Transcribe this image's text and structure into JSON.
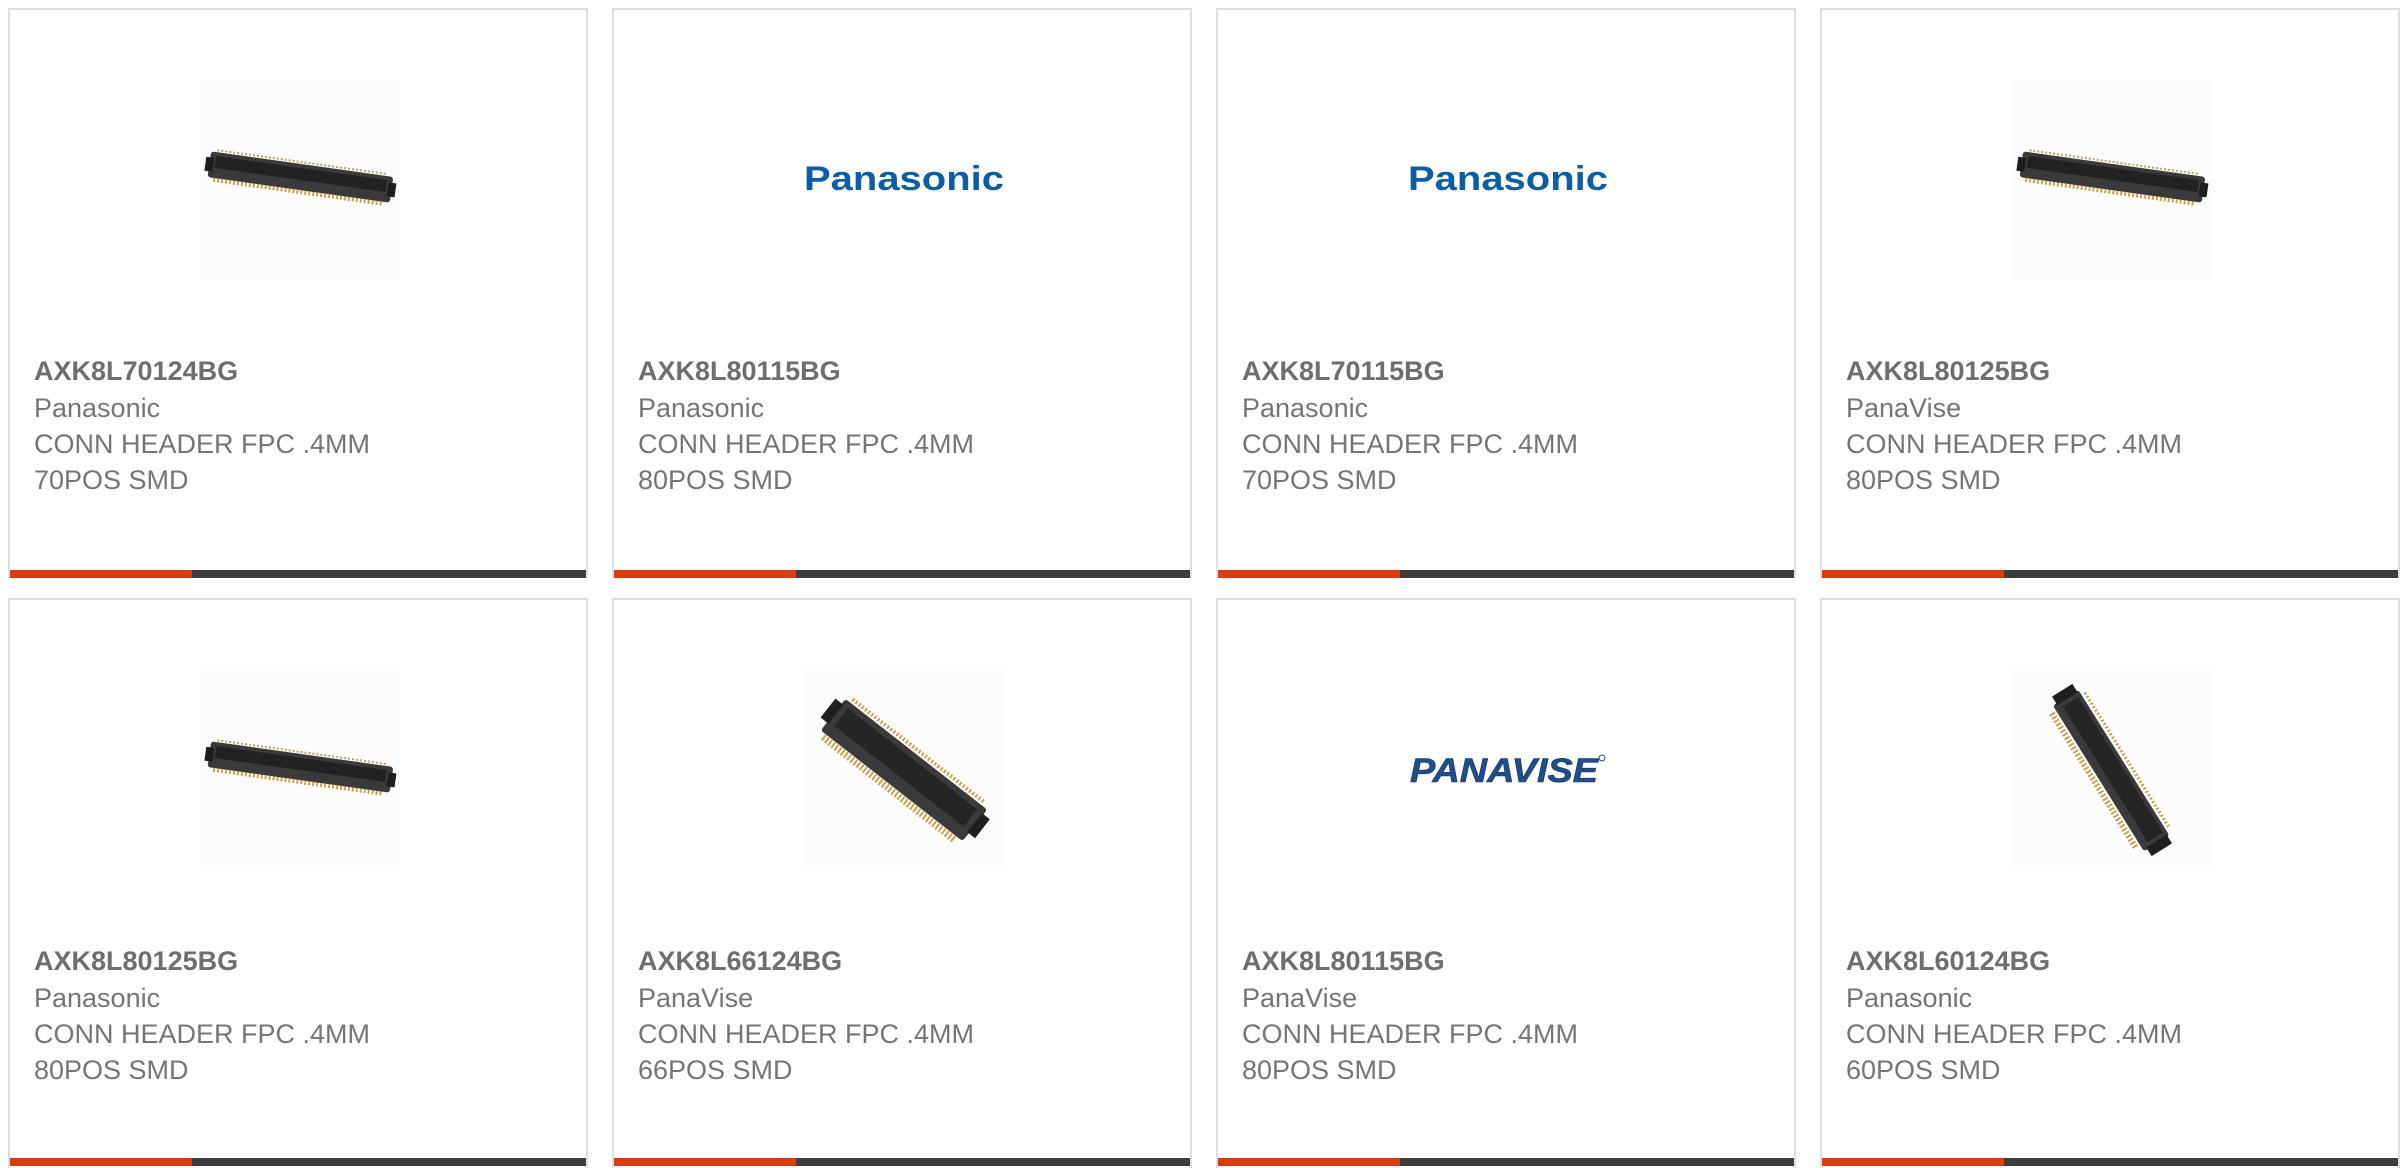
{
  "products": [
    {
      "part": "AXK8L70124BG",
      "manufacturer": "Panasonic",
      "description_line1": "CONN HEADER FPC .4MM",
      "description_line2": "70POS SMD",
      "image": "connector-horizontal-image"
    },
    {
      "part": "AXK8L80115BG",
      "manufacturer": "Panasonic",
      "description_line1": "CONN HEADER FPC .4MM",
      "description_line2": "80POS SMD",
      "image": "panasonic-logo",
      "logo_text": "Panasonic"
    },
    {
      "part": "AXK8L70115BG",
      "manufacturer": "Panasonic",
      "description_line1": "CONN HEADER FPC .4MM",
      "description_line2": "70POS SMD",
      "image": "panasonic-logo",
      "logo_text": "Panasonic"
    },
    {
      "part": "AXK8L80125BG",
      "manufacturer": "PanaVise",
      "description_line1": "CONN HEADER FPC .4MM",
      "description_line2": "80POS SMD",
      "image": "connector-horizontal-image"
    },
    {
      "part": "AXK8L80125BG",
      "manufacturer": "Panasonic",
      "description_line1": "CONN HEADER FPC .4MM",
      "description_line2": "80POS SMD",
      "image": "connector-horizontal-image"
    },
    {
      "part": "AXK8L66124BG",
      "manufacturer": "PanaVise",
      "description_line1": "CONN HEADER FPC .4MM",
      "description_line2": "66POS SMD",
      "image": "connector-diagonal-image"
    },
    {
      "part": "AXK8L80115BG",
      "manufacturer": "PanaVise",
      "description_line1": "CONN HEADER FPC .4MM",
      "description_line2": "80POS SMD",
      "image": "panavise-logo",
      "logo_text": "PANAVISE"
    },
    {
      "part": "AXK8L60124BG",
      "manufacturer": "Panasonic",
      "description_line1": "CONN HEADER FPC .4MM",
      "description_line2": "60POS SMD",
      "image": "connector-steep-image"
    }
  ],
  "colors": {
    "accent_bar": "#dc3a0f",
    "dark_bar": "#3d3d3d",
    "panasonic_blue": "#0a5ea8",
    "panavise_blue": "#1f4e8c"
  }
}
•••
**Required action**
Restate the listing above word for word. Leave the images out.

**The answer**
Transcribe this image's text and structure into JSON.
{
  "products": [
    {
      "part": "AXK8L70124BG",
      "manufacturer": "Panasonic",
      "description_line1": "CONN HEADER FPC .4MM",
      "description_line2": "70POS SMD",
      "image": "connector-horizontal-image"
    },
    {
      "part": "AXK8L80115BG",
      "manufacturer": "Panasonic",
      "description_line1": "CONN HEADER FPC .4MM",
      "description_line2": "80POS SMD",
      "image": "panasonic-logo",
      "logo_text": "Panasonic"
    },
    {
      "part": "AXK8L70115BG",
      "manufacturer": "Panasonic",
      "description_line1": "CONN HEADER FPC .4MM",
      "description_line2": "70POS SMD",
      "image": "panasonic-logo",
      "logo_text": "Panasonic"
    },
    {
      "part": "AXK8L80125BG",
      "manufacturer": "PanaVise",
      "description_line1": "CONN HEADER FPC .4MM",
      "description_line2": "80POS SMD",
      "image": "connector-horizontal-image"
    },
    {
      "part": "AXK8L80125BG",
      "manufacturer": "Panasonic",
      "description_line1": "CONN HEADER FPC .4MM",
      "description_line2": "80POS SMD",
      "image": "connector-horizontal-image"
    },
    {
      "part": "AXK8L66124BG",
      "manufacturer": "PanaVise",
      "description_line1": "CONN HEADER FPC .4MM",
      "description_line2": "66POS SMD",
      "image": "connector-diagonal-image"
    },
    {
      "part": "AXK8L80115BG",
      "manufacturer": "PanaVise",
      "description_line1": "CONN HEADER FPC .4MM",
      "description_line2": "80POS SMD",
      "image": "panavise-logo",
      "logo_text": "PANAVISE"
    },
    {
      "part": "AXK8L60124BG",
      "manufacturer": "Panasonic",
      "description_line1": "CONN HEADER FPC .4MM",
      "description_line2": "60POS SMD",
      "image": "connector-steep-image"
    }
  ],
  "colors": {
    "accent_bar": "#dc3a0f",
    "dark_bar": "#3d3d3d",
    "panasonic_blue": "#0a5ea8",
    "panavise_blue": "#1f4e8c"
  }
}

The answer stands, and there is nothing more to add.